=== Work instruction ===
Pick out the lines below that include the string "intended".

Records from a collection
+-------+
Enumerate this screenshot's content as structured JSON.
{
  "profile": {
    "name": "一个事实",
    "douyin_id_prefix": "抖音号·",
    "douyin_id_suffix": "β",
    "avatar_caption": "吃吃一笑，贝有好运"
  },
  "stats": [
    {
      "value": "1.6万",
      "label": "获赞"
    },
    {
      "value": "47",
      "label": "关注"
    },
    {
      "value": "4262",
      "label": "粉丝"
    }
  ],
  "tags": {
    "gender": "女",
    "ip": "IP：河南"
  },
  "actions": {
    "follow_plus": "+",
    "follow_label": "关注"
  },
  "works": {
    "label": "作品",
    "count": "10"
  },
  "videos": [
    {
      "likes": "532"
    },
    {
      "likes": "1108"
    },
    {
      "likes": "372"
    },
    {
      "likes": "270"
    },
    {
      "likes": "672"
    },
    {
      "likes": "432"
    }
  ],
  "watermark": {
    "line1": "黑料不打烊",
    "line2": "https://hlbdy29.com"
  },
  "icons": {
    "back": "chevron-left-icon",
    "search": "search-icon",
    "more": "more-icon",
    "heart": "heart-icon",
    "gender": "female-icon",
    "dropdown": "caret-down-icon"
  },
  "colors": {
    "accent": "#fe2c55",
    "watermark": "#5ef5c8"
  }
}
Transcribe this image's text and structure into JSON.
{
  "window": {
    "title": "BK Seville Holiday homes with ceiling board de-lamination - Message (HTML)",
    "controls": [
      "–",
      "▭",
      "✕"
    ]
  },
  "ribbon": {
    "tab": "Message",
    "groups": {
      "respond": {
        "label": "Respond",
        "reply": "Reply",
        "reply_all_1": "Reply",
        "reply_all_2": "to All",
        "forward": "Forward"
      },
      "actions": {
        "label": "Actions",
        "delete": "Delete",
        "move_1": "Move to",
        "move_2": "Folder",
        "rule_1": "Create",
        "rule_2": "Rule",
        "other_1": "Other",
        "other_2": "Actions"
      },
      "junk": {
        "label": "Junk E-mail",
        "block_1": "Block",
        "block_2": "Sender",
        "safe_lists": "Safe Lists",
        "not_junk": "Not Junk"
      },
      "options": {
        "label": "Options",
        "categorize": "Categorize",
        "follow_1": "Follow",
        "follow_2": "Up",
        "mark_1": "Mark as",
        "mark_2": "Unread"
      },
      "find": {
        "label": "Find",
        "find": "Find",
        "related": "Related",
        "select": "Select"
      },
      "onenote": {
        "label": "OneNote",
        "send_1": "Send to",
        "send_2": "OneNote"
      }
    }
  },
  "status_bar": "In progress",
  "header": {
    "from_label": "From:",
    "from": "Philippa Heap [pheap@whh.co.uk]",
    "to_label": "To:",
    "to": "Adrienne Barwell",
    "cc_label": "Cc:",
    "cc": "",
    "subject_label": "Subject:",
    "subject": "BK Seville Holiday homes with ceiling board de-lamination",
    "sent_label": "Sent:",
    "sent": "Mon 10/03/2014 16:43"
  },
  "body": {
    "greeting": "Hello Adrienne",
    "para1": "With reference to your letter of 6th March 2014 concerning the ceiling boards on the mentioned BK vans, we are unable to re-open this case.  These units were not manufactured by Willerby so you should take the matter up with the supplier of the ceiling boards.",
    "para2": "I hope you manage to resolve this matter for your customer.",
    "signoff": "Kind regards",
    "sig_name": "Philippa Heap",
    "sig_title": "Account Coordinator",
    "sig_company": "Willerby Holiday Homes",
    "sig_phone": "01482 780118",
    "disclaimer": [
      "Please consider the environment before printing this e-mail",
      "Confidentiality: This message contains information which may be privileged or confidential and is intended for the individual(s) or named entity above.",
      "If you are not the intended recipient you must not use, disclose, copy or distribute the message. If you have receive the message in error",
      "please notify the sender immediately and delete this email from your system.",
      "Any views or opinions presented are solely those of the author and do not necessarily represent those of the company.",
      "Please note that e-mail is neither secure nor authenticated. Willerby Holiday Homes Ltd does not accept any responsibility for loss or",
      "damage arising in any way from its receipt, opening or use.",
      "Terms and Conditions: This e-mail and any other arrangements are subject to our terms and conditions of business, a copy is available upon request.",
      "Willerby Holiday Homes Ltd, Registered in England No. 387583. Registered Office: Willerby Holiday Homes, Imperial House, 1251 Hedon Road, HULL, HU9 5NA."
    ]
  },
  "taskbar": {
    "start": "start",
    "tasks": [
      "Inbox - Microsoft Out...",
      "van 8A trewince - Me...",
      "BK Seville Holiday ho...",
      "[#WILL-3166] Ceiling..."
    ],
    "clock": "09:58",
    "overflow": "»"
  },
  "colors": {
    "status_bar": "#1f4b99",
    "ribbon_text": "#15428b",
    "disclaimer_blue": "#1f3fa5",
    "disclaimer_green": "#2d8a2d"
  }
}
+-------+
=== Output below ===
      "Confidentiality: This message contains information which may be privileged or confidential and is intended for the individual(s) or named entity above.",
      "If you are not the intended recipient you must not use, disclose, copy or distribute the message. If you have receive the message in error",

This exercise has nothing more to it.